» **EXERCISE**: From the entries that follow, copy every line with the word "screenshot".

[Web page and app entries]
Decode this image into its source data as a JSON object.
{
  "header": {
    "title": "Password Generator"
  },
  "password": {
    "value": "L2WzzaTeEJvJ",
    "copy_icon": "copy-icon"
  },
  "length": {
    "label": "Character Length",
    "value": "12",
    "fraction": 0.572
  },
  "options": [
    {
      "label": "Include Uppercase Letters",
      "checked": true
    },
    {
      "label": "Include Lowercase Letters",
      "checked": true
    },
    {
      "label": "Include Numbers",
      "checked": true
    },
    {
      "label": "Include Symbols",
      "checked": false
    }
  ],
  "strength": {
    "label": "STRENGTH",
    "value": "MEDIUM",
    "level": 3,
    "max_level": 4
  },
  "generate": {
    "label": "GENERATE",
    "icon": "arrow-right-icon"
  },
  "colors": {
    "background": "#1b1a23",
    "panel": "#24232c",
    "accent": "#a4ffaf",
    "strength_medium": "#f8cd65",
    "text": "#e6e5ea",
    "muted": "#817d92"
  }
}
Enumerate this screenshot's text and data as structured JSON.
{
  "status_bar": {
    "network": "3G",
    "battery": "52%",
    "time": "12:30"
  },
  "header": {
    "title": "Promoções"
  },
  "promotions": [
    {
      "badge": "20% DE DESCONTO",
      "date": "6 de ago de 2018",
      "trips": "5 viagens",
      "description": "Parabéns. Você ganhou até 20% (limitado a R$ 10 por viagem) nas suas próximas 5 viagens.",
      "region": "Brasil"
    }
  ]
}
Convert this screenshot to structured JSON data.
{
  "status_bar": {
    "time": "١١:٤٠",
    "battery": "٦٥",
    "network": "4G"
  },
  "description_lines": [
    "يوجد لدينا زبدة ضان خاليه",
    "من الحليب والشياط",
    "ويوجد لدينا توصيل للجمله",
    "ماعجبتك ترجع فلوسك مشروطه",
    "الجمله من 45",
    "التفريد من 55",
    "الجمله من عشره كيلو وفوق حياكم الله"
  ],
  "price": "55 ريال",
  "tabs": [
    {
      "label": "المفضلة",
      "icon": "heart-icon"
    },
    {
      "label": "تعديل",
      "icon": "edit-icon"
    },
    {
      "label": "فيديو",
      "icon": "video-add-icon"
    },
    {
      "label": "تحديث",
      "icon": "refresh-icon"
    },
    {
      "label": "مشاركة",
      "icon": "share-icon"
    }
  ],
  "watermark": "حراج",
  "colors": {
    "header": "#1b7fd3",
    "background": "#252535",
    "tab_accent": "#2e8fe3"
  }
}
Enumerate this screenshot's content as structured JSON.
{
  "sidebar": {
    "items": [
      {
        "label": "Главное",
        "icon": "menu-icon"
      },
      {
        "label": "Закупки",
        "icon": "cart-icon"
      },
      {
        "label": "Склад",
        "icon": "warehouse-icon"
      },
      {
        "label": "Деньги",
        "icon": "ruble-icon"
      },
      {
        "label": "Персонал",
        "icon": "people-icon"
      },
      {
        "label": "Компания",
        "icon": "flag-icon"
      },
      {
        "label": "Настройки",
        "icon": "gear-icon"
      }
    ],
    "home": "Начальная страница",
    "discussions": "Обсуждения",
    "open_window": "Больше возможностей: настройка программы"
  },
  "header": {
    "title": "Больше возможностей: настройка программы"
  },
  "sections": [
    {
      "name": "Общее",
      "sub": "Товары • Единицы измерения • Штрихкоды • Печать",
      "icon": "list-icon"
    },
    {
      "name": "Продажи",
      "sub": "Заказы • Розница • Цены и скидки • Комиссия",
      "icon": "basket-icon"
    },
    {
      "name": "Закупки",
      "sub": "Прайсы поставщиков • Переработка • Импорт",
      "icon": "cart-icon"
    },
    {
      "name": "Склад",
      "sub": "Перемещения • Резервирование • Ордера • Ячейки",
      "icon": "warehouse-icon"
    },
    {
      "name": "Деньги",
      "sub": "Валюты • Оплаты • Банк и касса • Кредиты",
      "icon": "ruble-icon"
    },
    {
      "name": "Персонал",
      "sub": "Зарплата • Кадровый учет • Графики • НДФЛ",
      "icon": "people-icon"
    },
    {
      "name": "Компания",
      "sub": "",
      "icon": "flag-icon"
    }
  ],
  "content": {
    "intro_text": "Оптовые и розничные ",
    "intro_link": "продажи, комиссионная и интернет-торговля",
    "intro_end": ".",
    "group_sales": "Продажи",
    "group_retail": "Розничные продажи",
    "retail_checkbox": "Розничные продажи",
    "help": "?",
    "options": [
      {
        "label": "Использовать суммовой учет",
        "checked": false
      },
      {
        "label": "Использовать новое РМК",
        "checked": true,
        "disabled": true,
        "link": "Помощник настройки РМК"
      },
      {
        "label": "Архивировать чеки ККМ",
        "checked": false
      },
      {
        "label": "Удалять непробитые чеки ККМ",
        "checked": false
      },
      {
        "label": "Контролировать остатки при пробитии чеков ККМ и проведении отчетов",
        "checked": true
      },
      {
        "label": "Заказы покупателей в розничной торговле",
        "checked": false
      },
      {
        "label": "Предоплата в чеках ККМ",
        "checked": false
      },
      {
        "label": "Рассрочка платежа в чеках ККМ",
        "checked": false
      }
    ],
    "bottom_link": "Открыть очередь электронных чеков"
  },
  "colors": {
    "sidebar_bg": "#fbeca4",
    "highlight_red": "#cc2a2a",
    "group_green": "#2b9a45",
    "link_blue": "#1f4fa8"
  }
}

» **ANSWER SECTION**:
Enumerate this screenshot's text and data as structured JSON.
Convert this screenshot to structured JSON data.
Enumerate this screenshot's content as structured JSON.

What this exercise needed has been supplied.